The title is not about doing the "complete" performance analysis in 30 minutes. Performance analysis is an art more than a science. You don't know what you are getting into or it's magnitude. The "art or science" is a subject of a great debate, but let me stick to my title. I am trying to address situations where you have only 30 minutes to do your analysis because your production system is crawling. You get called into a production issue, and your system or customer is experiencing performance problem and wants a solution in 30 minutes. What do you do?
Here, I am going to talk about what options you have and how do you approach the performance issue without having to go thru the application code. This is called system performance analysis. Well, as most of the experts say that it's the application code that is mostly the culprit, but can you blame application code without eliminating the possible systemic performance problems. If you have only half an hour, my recommendation is to start with the systemic approach. If you want to dive deep, then I recommend using "DTrace"
Solaris Dynamic Tracing Guide
DTrace Community. Dtrace framework enables you to trace any point of interest with thousands of built-in probes already ready for use, including tracing java methods and jvm issues.
While most of the following information here applies directly to Unix based derivatives, Solaris or Linux, but these principles can be applied generically. So, what do you need and where do you start. In terms of what do you need, the answer is you need tools. You need built-in tools on the system which you can quickly use. "vmstat" is a good utility which gives a full overview of process, memory, paging/swap, io, system and cpu. In terms of where do you start, you need to divide up different problem areas. I am going to start with these areas. I will also point out what I think are good general guidelines based on my experience, but this is highly subjective so your mileage varies.
CPU: First thing to start is to look at cpu utilization. Provided that you have loaded up the users gradually, then you should see a steady increase in cpu utilization. If you are not able to max out the cpus in spite of loading up users, you could have locking and synchronization issues.
Use "vmstat" and pay attention to proc and cpu statistics.
1. Look for runnable processes reported as 'r' under procs which reports processes in run queue. If you have processes in run queue, and have idle time on cpu then you have a scalability issue. It is ok to have run queue equal or little more than the number of cpus as long the system is running at full cpu utilization. In fact this is ideal scalability situation which means that we are able to utilize the system to its full potential. Also, make sure that you do not have any processes reported as 'b' or 'w' under procs ('b' - blocked for resources i/o, paging etc.; and 'w' - process swapped).
2. You want to have cpus spend more time in user land(us) compared to kernel land(sy). A good rule of thumb is about 4:1(us:sy). Look at 'us' and 'sy' under cpu.

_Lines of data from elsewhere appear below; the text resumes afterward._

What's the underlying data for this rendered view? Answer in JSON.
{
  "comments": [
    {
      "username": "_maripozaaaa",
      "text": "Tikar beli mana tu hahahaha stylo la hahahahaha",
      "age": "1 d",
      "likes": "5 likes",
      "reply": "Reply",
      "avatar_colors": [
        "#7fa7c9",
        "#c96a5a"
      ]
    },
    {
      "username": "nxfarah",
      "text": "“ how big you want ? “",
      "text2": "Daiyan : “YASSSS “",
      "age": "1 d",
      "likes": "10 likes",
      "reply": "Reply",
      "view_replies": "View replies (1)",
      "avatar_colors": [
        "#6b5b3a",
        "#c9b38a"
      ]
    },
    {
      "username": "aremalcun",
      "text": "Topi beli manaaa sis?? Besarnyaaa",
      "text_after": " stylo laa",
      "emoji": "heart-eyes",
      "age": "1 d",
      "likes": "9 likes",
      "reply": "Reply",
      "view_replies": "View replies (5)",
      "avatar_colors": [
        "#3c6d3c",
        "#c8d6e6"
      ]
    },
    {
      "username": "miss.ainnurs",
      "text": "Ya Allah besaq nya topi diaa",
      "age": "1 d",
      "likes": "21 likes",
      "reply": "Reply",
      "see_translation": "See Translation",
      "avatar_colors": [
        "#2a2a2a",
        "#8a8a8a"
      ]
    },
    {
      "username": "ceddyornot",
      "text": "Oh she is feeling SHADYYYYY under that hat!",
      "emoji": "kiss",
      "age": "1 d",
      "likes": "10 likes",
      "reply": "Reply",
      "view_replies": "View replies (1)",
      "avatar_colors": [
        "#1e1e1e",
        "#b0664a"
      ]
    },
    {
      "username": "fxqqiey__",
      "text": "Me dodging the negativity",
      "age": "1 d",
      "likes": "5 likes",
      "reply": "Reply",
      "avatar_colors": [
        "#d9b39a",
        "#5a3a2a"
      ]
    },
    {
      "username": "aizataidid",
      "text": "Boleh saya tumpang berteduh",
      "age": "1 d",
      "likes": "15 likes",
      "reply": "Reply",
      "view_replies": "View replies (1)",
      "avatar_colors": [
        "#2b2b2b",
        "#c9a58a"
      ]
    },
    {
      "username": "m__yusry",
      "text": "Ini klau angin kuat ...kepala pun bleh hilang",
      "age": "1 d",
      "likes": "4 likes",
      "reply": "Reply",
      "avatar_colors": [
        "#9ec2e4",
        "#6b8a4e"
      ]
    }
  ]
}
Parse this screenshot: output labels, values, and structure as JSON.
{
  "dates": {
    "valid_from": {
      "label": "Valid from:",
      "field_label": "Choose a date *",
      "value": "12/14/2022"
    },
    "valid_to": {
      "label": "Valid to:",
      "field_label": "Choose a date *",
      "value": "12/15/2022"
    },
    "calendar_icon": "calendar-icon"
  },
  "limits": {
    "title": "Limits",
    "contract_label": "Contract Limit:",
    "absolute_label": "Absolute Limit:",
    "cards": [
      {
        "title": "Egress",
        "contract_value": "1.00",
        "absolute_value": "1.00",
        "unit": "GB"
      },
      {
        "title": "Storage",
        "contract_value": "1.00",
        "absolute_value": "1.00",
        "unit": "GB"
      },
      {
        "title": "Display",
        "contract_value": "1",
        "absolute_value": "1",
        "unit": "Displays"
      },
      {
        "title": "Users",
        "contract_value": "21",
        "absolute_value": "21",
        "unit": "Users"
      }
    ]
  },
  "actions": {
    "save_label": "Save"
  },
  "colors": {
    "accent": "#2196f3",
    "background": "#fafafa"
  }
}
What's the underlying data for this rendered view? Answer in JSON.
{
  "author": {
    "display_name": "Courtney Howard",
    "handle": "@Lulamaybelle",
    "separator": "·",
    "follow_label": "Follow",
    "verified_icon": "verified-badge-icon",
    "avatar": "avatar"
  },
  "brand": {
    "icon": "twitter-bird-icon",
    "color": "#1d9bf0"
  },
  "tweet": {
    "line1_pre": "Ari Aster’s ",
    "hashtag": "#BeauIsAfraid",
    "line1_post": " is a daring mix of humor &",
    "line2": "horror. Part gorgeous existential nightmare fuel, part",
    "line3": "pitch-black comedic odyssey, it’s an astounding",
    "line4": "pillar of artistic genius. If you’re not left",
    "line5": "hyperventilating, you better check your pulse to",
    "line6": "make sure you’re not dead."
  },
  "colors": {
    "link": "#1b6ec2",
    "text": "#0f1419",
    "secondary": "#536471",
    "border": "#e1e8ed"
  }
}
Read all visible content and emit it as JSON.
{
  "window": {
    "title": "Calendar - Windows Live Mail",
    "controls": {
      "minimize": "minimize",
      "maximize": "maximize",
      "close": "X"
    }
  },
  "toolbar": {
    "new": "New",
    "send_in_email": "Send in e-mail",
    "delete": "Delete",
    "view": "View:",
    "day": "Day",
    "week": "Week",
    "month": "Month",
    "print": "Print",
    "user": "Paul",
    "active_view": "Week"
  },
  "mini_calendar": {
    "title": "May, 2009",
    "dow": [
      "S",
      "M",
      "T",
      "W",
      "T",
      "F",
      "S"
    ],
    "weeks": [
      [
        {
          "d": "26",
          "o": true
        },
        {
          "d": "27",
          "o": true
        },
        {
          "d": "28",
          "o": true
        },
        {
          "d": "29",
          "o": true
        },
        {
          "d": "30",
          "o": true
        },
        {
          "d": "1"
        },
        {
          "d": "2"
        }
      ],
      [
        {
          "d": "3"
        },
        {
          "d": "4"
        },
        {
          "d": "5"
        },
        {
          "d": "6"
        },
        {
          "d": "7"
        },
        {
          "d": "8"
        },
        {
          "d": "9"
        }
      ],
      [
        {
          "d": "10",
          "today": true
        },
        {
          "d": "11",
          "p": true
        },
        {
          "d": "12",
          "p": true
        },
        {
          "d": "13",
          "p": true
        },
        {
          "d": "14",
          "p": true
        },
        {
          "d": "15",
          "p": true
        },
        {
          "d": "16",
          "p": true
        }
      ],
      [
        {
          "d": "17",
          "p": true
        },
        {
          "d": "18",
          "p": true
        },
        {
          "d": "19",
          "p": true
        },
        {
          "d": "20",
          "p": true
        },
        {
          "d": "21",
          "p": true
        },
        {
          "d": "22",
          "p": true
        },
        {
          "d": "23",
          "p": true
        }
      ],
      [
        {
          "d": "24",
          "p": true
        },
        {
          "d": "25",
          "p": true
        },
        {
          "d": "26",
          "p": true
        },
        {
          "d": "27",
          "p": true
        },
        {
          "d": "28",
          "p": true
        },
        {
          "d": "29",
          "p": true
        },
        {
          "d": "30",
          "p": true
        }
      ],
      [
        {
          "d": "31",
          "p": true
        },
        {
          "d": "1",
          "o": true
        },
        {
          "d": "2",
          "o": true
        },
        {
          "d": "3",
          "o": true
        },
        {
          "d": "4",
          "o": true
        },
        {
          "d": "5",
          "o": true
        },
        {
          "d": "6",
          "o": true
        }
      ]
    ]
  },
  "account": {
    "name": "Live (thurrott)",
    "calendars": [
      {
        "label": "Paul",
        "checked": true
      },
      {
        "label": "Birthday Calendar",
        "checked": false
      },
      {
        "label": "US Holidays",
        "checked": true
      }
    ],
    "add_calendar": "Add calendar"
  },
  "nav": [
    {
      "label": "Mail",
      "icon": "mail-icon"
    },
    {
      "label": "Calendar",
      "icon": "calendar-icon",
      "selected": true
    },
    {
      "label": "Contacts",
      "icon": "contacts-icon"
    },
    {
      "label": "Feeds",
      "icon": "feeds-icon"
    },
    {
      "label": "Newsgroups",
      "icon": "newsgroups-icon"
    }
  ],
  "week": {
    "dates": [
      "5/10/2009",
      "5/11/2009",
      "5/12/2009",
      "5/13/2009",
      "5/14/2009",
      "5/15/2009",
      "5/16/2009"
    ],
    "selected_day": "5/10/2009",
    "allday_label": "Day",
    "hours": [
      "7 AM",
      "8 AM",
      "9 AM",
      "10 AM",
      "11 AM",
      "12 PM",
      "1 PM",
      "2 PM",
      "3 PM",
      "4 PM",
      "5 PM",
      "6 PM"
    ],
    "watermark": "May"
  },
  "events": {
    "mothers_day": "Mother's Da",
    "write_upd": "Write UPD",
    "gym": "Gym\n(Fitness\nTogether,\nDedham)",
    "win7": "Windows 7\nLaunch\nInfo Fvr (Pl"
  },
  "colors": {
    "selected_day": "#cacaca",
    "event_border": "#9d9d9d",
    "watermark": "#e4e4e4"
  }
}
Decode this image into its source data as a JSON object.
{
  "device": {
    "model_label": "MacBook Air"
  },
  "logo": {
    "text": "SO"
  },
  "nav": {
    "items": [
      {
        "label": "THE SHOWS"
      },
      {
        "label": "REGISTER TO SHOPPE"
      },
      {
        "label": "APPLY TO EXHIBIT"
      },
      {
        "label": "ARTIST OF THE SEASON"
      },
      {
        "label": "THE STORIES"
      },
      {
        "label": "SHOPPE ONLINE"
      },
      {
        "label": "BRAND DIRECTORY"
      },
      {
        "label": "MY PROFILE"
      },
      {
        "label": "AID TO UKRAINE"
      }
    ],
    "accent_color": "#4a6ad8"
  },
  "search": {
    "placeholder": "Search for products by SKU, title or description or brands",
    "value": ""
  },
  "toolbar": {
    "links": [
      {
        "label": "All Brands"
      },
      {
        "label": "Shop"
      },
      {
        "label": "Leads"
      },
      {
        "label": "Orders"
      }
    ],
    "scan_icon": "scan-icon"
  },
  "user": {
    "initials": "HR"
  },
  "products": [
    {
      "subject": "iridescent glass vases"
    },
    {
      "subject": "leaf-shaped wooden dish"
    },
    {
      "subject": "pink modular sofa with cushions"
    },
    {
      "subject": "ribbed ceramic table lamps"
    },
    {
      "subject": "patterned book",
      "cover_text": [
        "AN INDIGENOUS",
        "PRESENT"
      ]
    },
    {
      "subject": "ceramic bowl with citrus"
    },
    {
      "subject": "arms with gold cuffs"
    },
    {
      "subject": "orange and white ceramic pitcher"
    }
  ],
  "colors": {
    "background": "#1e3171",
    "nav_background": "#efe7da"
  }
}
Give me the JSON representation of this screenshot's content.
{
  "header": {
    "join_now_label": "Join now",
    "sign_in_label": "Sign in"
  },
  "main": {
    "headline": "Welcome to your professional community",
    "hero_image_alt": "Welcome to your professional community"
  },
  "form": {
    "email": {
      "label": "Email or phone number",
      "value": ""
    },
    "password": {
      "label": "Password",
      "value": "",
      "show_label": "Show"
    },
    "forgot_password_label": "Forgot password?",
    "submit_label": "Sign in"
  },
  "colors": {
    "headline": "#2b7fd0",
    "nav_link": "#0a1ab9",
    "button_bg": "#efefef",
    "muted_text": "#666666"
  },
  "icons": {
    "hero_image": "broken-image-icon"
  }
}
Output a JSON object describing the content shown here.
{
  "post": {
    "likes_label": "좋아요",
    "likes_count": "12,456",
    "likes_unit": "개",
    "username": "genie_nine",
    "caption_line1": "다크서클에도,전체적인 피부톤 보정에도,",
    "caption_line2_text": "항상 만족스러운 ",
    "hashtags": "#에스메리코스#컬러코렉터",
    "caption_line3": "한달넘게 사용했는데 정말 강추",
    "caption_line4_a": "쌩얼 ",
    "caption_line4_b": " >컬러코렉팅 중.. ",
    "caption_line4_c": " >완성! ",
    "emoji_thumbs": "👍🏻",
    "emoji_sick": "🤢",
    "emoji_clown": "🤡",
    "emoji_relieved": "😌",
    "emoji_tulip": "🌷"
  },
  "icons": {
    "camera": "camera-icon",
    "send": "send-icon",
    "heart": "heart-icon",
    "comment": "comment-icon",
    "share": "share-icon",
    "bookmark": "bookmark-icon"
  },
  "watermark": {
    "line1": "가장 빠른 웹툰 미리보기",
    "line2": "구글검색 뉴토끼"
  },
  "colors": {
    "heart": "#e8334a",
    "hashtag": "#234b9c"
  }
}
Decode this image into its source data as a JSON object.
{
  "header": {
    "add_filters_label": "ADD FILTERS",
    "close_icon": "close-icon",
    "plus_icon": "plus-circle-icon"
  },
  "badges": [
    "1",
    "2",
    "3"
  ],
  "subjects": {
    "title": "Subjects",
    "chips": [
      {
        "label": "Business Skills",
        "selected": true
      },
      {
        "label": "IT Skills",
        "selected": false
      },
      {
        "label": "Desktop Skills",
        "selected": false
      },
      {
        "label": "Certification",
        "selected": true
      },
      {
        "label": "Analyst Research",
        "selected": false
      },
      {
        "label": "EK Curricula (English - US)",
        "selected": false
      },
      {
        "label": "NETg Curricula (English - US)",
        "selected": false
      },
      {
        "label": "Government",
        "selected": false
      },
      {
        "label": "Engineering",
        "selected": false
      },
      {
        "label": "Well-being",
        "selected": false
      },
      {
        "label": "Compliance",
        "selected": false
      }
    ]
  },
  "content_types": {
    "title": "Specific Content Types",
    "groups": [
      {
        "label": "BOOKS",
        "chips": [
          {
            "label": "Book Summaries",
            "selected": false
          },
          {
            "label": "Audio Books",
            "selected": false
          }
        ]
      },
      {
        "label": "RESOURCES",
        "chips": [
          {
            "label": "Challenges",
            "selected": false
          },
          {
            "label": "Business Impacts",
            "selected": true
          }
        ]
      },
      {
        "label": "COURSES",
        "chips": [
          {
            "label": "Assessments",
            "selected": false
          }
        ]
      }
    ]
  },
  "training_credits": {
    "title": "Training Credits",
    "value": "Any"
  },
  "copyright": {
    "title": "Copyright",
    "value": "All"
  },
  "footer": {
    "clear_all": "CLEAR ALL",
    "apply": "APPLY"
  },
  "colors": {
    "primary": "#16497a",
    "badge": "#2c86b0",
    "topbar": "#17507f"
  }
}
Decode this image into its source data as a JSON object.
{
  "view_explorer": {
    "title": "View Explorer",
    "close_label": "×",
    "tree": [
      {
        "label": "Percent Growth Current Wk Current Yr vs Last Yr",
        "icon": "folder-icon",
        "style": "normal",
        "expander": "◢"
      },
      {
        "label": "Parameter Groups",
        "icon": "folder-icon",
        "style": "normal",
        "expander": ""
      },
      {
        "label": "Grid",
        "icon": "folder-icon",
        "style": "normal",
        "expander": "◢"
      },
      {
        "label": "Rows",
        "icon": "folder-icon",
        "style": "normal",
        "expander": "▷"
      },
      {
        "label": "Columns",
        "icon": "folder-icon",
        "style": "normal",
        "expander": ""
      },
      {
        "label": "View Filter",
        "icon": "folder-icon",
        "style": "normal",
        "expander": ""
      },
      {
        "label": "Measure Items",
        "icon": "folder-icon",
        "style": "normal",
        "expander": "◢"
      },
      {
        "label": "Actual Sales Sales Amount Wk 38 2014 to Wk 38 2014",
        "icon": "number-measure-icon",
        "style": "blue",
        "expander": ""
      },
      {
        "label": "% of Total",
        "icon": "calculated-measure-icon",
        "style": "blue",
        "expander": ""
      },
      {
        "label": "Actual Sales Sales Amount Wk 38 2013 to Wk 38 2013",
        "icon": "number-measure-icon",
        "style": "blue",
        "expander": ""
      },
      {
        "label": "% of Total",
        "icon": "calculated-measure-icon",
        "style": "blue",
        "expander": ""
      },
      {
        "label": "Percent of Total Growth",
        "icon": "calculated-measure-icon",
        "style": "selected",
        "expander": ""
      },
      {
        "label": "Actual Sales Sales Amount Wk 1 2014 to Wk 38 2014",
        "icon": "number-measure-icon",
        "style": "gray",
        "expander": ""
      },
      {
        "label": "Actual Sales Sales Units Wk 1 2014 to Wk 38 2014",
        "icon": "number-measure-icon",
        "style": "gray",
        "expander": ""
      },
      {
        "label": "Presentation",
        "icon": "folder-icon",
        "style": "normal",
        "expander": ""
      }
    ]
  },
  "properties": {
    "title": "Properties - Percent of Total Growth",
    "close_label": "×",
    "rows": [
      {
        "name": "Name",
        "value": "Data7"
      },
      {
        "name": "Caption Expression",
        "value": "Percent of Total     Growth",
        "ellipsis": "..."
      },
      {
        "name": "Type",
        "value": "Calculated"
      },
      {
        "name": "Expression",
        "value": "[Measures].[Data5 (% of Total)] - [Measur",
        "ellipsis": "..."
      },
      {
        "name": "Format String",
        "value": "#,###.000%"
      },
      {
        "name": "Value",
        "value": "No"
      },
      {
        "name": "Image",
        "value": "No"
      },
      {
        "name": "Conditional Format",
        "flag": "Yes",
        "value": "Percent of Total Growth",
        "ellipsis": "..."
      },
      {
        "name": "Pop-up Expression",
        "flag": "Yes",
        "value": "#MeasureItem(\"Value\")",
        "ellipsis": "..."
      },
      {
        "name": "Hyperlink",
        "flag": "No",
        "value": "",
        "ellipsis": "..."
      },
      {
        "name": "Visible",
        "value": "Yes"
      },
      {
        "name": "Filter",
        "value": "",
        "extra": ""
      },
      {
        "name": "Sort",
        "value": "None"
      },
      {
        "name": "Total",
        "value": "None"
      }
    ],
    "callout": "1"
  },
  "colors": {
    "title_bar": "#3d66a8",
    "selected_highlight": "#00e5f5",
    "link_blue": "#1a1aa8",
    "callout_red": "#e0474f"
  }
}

Use "mpstat" to get more details. A typical mpstat output looks like this:
CPU minf mjf xcal intr ithr csw icsw migr smtx srw syscl usr sys wt idl
0 378 0 4422 403 300 162 3 13 23 0 966 0 4 0 95
1 366 0 3374 111 100 283 10 34 8 0 1188 0 5 0 95
Lock contention is one of the major reasons for performance problems. There are four types of locking available in Solaris. 1. Mutexes
3. Condition Variables and
4. Multiple Readers Single Writer(read-write) locks.
1. Look for "smtx" value as this measurement indicates the number of times CPU failed to obtain a mutex immediately. If smtx value exceeds 500 for any CPU, and system time is greater than 20%, then it is possible that mutex contention is happening on the system.
2. Look for "srw" value as this measurement indicates the number of times CPU failed to obtain read-write lock immediately.
You can use lockstat sleep 15 command to help identify the contention on your system. Look for large counts(indv) with long locking times(nsec) for adaptive mutex block.
You could have cpu cycles chewed up by other sub-systems such as I/O (iostat -xnz 5), network ( netstat -an) or memory swapping (vmstat -S) i.e. "use -S switch" for vmstat to see swap statistics. Run these commands at regular intervals and spool the output to a file so that you can review these files for potential problems.
Okay, after all this let's assume that everything looks good, and you have a situation where your cpu is being consumed by a single thread in your java program, then how to figure out what that the thread is running. For that, you have to use "prstat" for figuring out the cpu hog process, and "pstack pid" to note the LWP number which is hogging the cpu at that particular time. Once you know LWP number, you can use "kill -3 pid" command and look for the same corresponding LWP number of "nid" value (in hex) to figure out the stack trace & the method consuming the cpu for that java process. I will cover this later with more details once I have some example snapshots.
Performance Analysis in 30 minutes